I would like to be able to say that I deliberately planned that piece of drama--that I knowingly planted the book report and calculatedly forgot it in the hope that he would do what he did. But I didn't. I wasn't sharp enough. However, I hope I learned enough from the experience that I would do it next time--assuming, of course, there ever is a next time. It worked wonders. It made the students feel that I was willing to be flexible, that I wasn't stuffy, that I took seriously the rules which I made, and that I was not above the law. It did a lot of positive things, and if I had had the wisdom to think, I would certainly have staged it just the way it happened. But I didn't. I simply saw the possibilities in the situation and took advantage of them. Somebody has wisely said that luck is where opportunity and preparation meet.

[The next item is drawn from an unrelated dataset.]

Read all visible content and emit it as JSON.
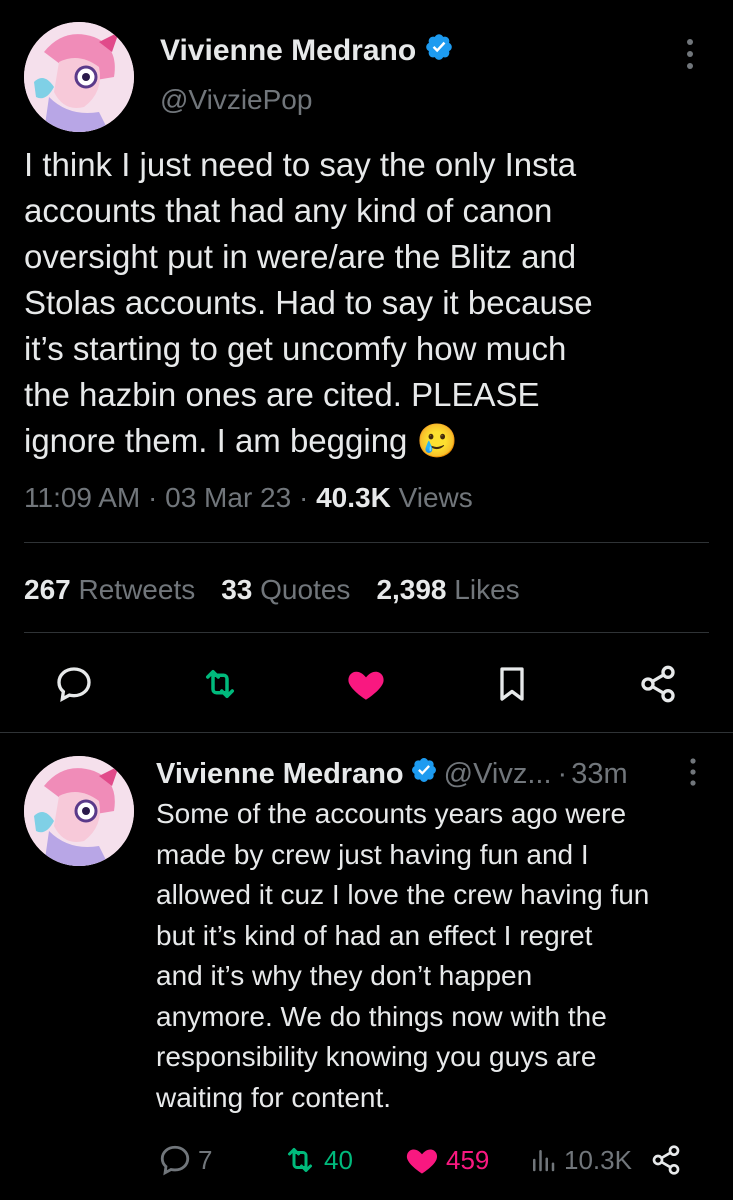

Many of us who are blind could get jobs that we don't get, and we don't simply because we have been told by others that we can't perform, and we have believed it. We have been told that we're geniuses for doing the simplest of routine tasks, and we have taken pride in the so-called compliment.

Too often we have sold our potential equality for a trifle: If, for instance, it is raining and luggage is to be loaded into a car, which is right in front of a door and easily accessible, almost nobody would think anything of it if a perfectly healthy blind person waited under shelter while a sighted person said, "Just stand here. I'll load the car." It isn't pleasant to get wet, especially if you have on freshly pressed clothes. I know. I've been there. And there is a temptation, if nobody expects you to do whatever it is, to take advantage of it.

It is a matter of having sense enough to know how to behave to get on in the world. If my motive in standing in that doorway is that only one person is needed to load the car and that there is no point in everybody getting wet, that's fine. But if my motive is to stand and wait because I'm blind, let me not complain the next time I don't get equal treatment when the goodies are being passed out.

I believe that I am capable of competing on terms of real equality with others in jobs. When I have had a problem, I don't believe it's because anyone has wanted to be vicious or unkind or mean to me. It has been because people have taken for granted that I can't be expected to do this or that kind of thing. And sometimes I haven't believed I could do things.

I know that, before I can convince anybody else, I must convince myself. I must really believe that I can get along as well as others. Unless I believe that, how can I expect other people to believe it? To a great extent the sighted public will treat me and other blind people like what we believe in our hearts we are.